#### Exercise goal:
Give the entries again, word for word.

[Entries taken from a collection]
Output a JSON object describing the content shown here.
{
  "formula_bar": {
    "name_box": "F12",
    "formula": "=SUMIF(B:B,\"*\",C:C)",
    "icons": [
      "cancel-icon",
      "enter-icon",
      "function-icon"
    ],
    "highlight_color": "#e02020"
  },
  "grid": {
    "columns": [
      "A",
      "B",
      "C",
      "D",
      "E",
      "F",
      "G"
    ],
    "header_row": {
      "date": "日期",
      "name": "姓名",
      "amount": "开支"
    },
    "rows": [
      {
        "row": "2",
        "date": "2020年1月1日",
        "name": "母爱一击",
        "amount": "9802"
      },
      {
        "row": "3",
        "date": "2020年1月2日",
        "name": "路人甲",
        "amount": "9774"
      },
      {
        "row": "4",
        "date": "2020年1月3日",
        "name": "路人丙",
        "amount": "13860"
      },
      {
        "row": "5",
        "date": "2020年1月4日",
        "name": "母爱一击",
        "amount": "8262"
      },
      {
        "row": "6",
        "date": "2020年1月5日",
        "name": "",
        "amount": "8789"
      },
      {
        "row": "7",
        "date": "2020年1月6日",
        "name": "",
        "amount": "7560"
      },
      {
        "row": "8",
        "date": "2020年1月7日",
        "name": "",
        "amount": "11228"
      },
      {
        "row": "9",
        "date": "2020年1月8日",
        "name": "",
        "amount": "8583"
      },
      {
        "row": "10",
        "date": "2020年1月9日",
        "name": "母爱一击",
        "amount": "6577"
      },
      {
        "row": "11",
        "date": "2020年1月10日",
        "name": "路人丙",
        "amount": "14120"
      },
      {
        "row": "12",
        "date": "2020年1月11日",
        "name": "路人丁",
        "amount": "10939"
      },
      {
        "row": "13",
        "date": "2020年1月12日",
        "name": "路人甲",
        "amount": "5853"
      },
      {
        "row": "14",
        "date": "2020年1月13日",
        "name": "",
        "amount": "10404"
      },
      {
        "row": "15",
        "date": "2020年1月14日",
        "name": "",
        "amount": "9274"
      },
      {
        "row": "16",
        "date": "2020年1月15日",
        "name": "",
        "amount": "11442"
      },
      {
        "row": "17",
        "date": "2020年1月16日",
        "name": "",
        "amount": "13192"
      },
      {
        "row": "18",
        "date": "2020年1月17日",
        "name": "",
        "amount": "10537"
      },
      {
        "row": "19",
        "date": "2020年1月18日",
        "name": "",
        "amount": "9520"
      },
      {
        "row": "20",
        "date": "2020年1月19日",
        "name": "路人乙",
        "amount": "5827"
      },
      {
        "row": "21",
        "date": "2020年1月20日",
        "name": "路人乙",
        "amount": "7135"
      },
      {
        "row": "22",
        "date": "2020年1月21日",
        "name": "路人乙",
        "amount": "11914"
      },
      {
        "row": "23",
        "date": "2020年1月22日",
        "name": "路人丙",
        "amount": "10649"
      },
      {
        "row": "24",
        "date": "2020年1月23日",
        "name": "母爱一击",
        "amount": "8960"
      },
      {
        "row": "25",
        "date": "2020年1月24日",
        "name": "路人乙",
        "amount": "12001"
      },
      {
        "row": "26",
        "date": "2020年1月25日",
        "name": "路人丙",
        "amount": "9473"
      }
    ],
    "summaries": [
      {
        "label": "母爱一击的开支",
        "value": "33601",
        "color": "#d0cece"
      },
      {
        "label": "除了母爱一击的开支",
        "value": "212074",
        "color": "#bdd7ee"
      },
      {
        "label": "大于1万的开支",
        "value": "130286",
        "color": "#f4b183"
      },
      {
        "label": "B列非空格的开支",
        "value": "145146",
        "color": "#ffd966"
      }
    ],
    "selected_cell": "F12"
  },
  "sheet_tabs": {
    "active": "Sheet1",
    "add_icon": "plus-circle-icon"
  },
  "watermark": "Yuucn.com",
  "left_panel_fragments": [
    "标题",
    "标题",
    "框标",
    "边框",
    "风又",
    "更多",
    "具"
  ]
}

#### Exercise result:
Output a JSON object describing the content shown here.
{
  "formula_bar": {
    "name_box": "F12",
    "formula": "=SUMIF(B:B,\"*\",C:C)",
    "icons": [
      "cancel-icon",
      "enter-icon",
      "function-icon"
    ],
    "highlight_color": "#e02020"
  },
  "grid": {
    "columns": [
      "A",
      "B",
      "C",
      "D",
      "E",
      "F",
      "G"
    ],
    "header_row": {
      "date": "日期",
      "name": "姓名",
      "amount": "开支"
    },
    "rows": [
      {
        "row": "2",
        "date": "2020年1月1日",
        "name": "母爱一击",
        "amount": "9802"
      },
      {
        "row": "3",
        "date": "2020年1月2日",
        "name": "路人甲",
        "amount": "9774"
      },
      {
        "row": "4",
        "date": "2020年1月3日",
        "name": "路人丙",
        "amount": "13860"
      },
      {
        "row": "5",
        "date": "2020年1月4日",
        "name": "母爱一击",
        "amount": "8262"
      },
      {
        "row": "6",
        "date": "2020年1月5日",
        "name": "",
        "amount": "8789"
      },
      {
        "row": "7",
        "date": "2020年1月6日",
        "name": "",
        "amount": "7560"
      },
      {
        "row": "8",
        "date": "2020年1月7日",
        "name": "",
        "amount": "11228"
      },
      {
        "row": "9",
        "date": "2020年1月8日",
        "name": "",
        "amount": "8583"
      },
      {
        "row": "10",
        "date": "2020年1月9日",
        "name": "母爱一击",
        "amount": "6577"
      },
      {
        "row": "11",
        "date": "2020年1月10日",
        "name": "路人丙",
        "amount": "14120"
      },
      {
        "row": "12",
        "date": "2020年1月11日",
        "name": "路人丁",
        "amount": "10939"
      },
      {
        "row": "13",
        "date": "2020年1月12日",
        "name": "路人甲",
        "amount": "5853"
      },
      {
        "row": "14",
        "date": "2020年1月13日",
        "name": "",
        "amount": "10404"
      },
      {
        "row": "15",
        "date": "2020年1月14日",
        "name": "",
        "amount": "9274"
      },
      {
        "row": "16",
        "date": "2020年1月15日",
        "name": "",
        "amount": "11442"
      },
      {
        "row": "17",
        "date": "2020年1月16日",
        "name": "",
        "amount": "13192"
      },
      {
        "row": "18",
        "date": "2020年1月17日",
        "name": "",
        "amount": "10537"
      },
      {
        "row": "19",
        "date": "2020年1月18日",
        "name": "",
        "amount": "9520"
      },
      {
        "row": "20",
        "date": "2020年1月19日",
        "name": "路人乙",
        "amount": "5827"
      },
      {
        "row": "21",
        "date": "2020年1月20日",
        "name": "路人乙",
        "amount": "7135"
      },
      {
        "row": "22",
        "date": "2020年1月21日",
        "name": "路人乙",
        "amount": "11914"
      },
      {
        "row": "23",
        "date": "2020年1月22日",
        "name": "路人丙",
        "amount": "10649"
      },
      {
        "row": "24",
        "date": "2020年1月23日",
        "name": "母爱一击",
        "amount": "8960"
      },
      {
        "row": "25",
        "date": "2020年1月24日",
        "name": "路人乙",
        "amount": "12001"
      },
      {
        "row": "26",
        "date": "2020年1月25日",
        "name": "路人丙",
        "amount": "9473"
      }
    ],
    "summaries": [
      {
        "label": "母爱一击的开支",
        "value": "33601",
        "color": "#d0cece"
      },
      {
        "label": "除了母爱一击的开支",
        "value": "212074",
        "color": "#bdd7ee"
      },
      {
        "label": "大于1万的开支",
        "value": "130286",
        "color": "#f4b183"
      },
      {
        "label": "B列非空格的开支",
        "value": "145146",
        "color": "#ffd966"
      }
    ],
    "selected_cell": "F12"
  },
  "sheet_tabs": {
    "active": "Sheet1",
    "add_icon": "plus-circle-icon"
  },
  "watermark": "Yuucn.com",
  "left_panel_fragments": [
    "标题",
    "标题",
    "框标",
    "边框",
    "风又",
    "更多",
    "具"
  ]
}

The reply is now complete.